Report Cites Threats to Children In New Millennium
The plague of poverty, a lack of health care, and the specter of violent crime are some of the afflictions children face in the next millennium, concludes a report released last week.
|"10 Critical Threats to America's Children" is available online at www.nsba.org/ highlights/ten_threats.htm.|
The report, "10 Critical Threats to America's Children: Warning Signs for the Next Millennium," was sponsored by the National School Boards Association, the National League of Cities, Youth Crime Watch of America, Joe DiMaggio Children's Hospital, and the National Association of Child Advocates.
"The problems confronting our children truly are challenges to all of America," Mary Ellen Maxwell, the president of the National School Boards Association, said in a statement. "Either we meet these challenges, or they will become obstacles to our future,'' said the Currituck County, N.C., board member.
Other critical threats to children cited in the report include abuse and neglect, inadequate child care, absentee parents, inadequate schools, at-risk behaviors such as drug use and unprotected sex, and teenage pregnancy. The warnings addressed in the report are backed by research findings and are accompanied by a number of suggested remedies.
"These are not new problems, but they are chronic and pervasive," the report says.
No 'Doom and Gloom'
The threats identified are a reasonable list of problems, said Kristin Moore, the president and a senior scholar with Child Trends, a nonprofit organization based in Washington that provides research and statistics on children and families. At the same time, Ms. Moore said she was struck by the fact that the report focuses solely on the problems facing children.

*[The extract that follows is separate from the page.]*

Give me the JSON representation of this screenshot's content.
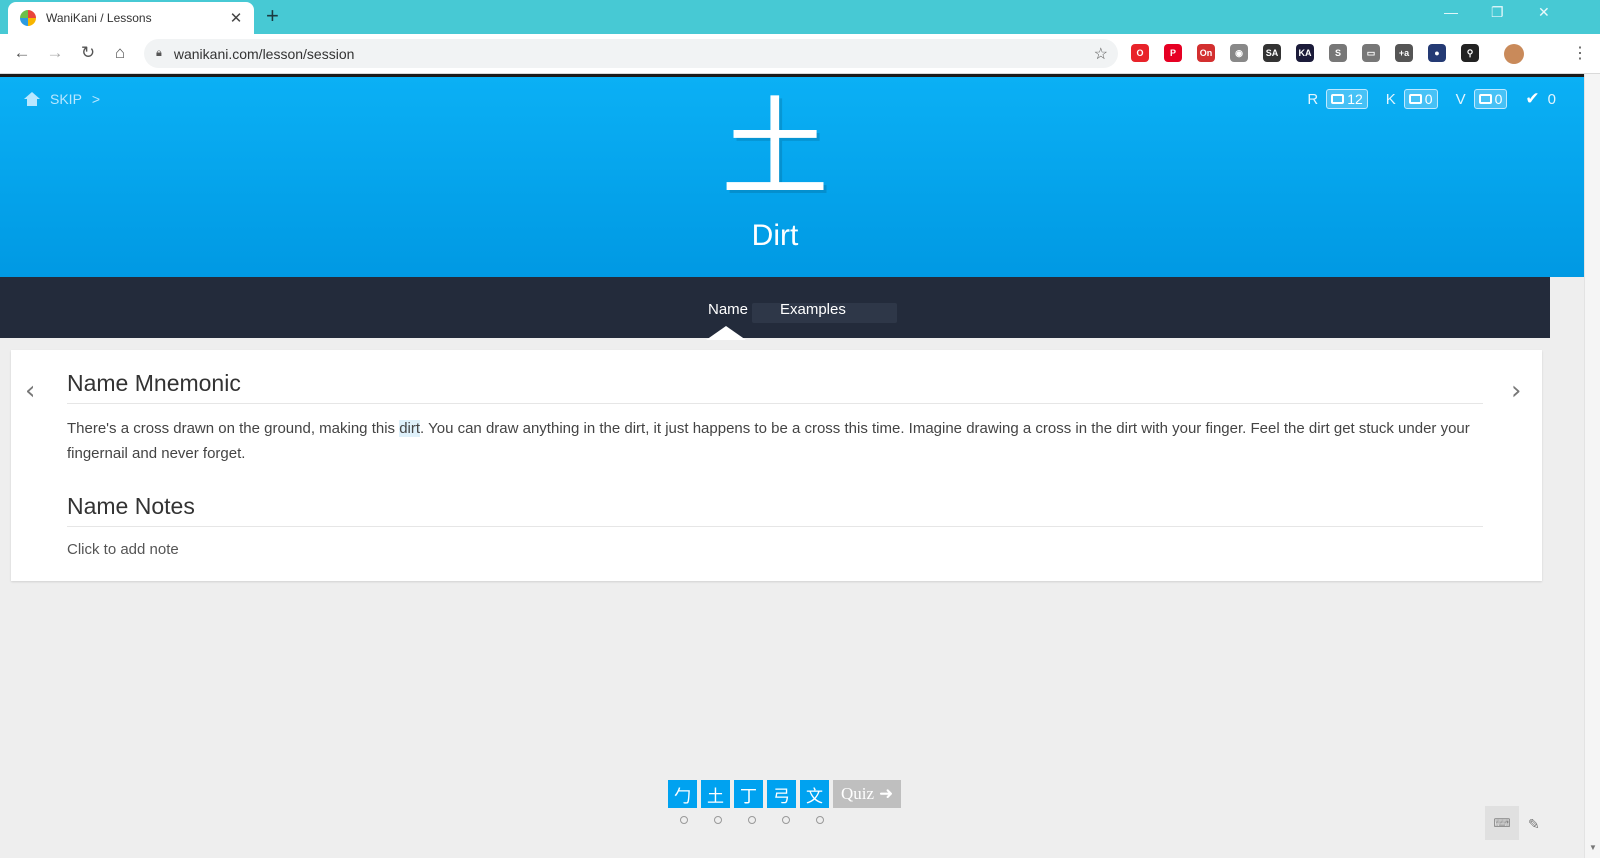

"We agree on what we don't want from children, but lack similar consensus on what we do want," she said. "It is important that in the next five to 10 years we develop positive goals for children.''
The report says it is not intended to be a "doom and gloom" prophecy, but instead to sound an alert and suggest a course of action for improving children's prospects.
"We recognize that there are programs out there,'' said Jack Levine, the president of the Center for Florida's Children, in Tallahassee, an affiliate of the Washington-based National Association of Child Advocates. But, he said, there is room for improvement.
Mr. Levine said the report was intended to accomplish three important outcomes: create awareness of the connection between children, families, violence, and education; recognize the cost of failing to invest in children; and stimulate a conversation about those issues around electoral politics.
The message to decisionmakers at every level, Mr. Levine said, is that neglecting children has its price.
Vol. 19, Issue 15, Page 3